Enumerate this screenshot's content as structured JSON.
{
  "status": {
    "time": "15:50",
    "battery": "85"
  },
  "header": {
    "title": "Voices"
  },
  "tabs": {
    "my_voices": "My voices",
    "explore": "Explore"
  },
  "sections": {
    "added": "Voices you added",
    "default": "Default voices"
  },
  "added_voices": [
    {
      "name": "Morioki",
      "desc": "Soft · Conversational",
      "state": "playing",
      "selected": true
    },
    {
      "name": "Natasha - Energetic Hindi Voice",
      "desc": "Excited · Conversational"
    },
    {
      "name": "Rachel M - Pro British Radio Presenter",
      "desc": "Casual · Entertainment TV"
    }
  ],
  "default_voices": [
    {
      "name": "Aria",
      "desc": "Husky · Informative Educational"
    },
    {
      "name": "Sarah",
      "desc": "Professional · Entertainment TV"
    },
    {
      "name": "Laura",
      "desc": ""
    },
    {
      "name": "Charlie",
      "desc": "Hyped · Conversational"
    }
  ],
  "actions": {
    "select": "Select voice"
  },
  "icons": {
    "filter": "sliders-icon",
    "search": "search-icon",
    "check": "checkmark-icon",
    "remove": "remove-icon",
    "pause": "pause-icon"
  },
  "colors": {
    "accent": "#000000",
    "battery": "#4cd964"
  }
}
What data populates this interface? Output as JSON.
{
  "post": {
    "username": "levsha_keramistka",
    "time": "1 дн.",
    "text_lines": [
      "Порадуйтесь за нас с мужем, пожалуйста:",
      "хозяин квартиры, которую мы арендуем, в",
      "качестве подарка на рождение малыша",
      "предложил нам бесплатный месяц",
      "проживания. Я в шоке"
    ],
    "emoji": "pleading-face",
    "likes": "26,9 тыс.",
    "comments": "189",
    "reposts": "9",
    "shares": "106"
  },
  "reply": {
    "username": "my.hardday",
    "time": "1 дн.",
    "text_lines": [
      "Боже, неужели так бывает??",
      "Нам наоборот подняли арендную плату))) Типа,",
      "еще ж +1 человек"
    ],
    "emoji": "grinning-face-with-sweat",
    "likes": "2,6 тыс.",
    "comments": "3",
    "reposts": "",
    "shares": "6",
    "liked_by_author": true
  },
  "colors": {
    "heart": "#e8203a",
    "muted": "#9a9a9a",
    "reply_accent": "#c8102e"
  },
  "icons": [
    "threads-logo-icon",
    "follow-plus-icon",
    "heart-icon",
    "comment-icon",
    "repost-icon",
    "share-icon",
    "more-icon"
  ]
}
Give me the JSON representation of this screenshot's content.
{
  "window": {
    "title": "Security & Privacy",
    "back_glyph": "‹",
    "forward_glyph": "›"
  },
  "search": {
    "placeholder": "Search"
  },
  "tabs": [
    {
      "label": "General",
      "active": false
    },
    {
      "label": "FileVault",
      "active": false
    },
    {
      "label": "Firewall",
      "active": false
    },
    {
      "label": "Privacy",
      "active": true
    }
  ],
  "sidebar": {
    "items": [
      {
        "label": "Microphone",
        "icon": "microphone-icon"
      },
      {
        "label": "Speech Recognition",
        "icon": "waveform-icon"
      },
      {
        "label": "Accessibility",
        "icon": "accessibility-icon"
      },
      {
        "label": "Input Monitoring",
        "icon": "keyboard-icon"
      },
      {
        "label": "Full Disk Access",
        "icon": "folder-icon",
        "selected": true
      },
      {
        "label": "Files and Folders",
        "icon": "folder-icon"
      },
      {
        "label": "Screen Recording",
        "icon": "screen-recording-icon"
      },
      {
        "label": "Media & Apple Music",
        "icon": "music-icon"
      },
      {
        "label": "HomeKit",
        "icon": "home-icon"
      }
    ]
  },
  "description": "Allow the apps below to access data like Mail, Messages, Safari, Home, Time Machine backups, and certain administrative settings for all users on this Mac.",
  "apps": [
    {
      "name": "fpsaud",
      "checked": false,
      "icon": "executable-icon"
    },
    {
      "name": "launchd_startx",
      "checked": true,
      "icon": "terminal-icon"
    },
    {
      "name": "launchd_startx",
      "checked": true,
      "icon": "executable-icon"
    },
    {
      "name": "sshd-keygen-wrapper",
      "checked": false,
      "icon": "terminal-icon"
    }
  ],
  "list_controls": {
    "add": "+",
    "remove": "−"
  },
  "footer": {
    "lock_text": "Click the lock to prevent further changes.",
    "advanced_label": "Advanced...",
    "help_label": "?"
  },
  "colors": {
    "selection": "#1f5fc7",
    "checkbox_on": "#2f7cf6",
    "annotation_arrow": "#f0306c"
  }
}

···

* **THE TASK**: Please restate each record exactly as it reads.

* **ANSWER TO THIS EXERCISE**:
Enumerate this screenshot's content as structured JSON.
{
  "status": {
    "time": "15:50",
    "battery": "85"
  },
  "header": {
    "title": "Voices"
  },
  "tabs": {
    "my_voices": "My voices",
    "explore": "Explore"
  },
  "sections": {
    "added": "Voices you added",
    "default": "Default voices"
  },
  "added_voices": [
    {
      "name": "Morioki",
      "desc": "Soft · Conversational",
      "state": "playing",
      "selected": true
    },
    {
      "name": "Natasha - Energetic Hindi Voice",
      "desc": "Excited · Conversational"
    },
    {
      "name": "Rachel M - Pro British Radio Presenter",
      "desc": "Casual · Entertainment TV"
    }
  ],
  "default_voices": [
    {
      "name": "Aria",
      "desc": "Husky · Informative Educational"
    },
    {
      "name": "Sarah",
      "desc": "Professional · Entertainment TV"
    },
    {
      "name": "Laura",
      "desc": ""
    },
    {
      "name": "Charlie",
      "desc": "Hyped · Conversational"
    }
  ],
  "actions": {
    "select": "Select voice"
  },
  "icons": {
    "filter": "sliders-icon",
    "search": "search-icon",
    "check": "checkmark-icon",
    "remove": "remove-icon",
    "pause": "pause-icon"
  },
  "colors": {
    "accent": "#000000",
    "battery": "#4cd964"
  }
}
What data populates this interface? Output as JSON.
{
  "post": {
    "username": "levsha_keramistka",
    "time": "1 дн.",
    "text_lines": [
      "Порадуйтесь за нас с мужем, пожалуйста:",
      "хозяин квартиры, которую мы арендуем, в",
      "качестве подарка на рождение малыша",
      "предложил нам бесплатный месяц",
      "проживания. Я в шоке"
    ],
    "emoji": "pleading-face",
    "likes": "26,9 тыс.",
    "comments": "189",
    "reposts": "9",
    "shares": "106"
  },
  "reply": {
    "username": "my.hardday",
    "time": "1 дн.",
    "text_lines": [
      "Боже, неужели так бывает??",
      "Нам наоборот подняли арендную плату))) Типа,",
      "еще ж +1 человек"
    ],
    "emoji": "grinning-face-with-sweat",
    "likes": "2,6 тыс.",
    "comments": "3",
    "reposts": "",
    "shares": "6",
    "liked_by_author": true
  },
  "colors": {
    "heart": "#e8203a",
    "muted": "#9a9a9a",
    "reply_accent": "#c8102e"
  },
  "icons": [
    "threads-logo-icon",
    "follow-plus-icon",
    "heart-icon",
    "comment-icon",
    "repost-icon",
    "share-icon",
    "more-icon"
  ]
}
Give me the JSON representation of this screenshot's content.
{
  "window": {
    "title": "Security & Privacy",
    "back_glyph": "‹",
    "forward_glyph": "›"
  },
  "search": {
    "placeholder": "Search"
  },
  "tabs": [
    {
      "label": "General",
      "active": false
    },
    {
      "label": "FileVault",
      "active": false
    },
    {
      "label": "Firewall",
      "active": false
    },
    {
      "label": "Privacy",
      "active": true
    }
  ],
  "sidebar": {
    "items": [
      {
        "label": "Microphone",
        "icon": "microphone-icon"
      },
      {
        "label": "Speech Recognition",
        "icon": "waveform-icon"
      },
      {
        "label": "Accessibility",
        "icon": "accessibility-icon"
      },
      {
        "label": "Input Monitoring",
        "icon": "keyboard-icon"
      },
      {
        "label": "Full Disk Access",
        "icon": "folder-icon",
        "selected": true
      },
      {
        "label": "Files and Folders",
        "icon": "folder-icon"
      },
      {
        "label": "Screen Recording",
        "icon": "screen-recording-icon"
      },
      {
        "label": "Media & Apple Music",
        "icon": "music-icon"
      },
      {
        "label": "HomeKit",
        "icon": "home-icon"
      }
    ]
  },
  "description": "Allow the apps below to access data like Mail, Messages, Safari, Home, Time Machine backups, and certain administrative settings for all users on this Mac.",
  "apps": [
    {
      "name": "fpsaud",
      "checked": false,
      "icon": "executable-icon"
    },
    {
      "name": "launchd_startx",
      "checked": true,
      "icon": "terminal-icon"
    },
    {
      "name": "launchd_startx",
      "checked": true,
      "icon": "executable-icon"
    },
    {
      "name": "sshd-keygen-wrapper",
      "checked": false,
      "icon": "terminal-icon"
    }
  ],
  "list_controls": {
    "add": "+",
    "remove": "−"
  },
  "footer": {
    "lock_text": "Click the lock to prevent further changes.",
    "advanced_label": "Advanced...",
    "help_label": "?"
  },
  "colors": {
    "selection": "#1f5fc7",
    "checkbox_on": "#2f7cf6",
    "annotation_arrow": "#f0306c"
  }
}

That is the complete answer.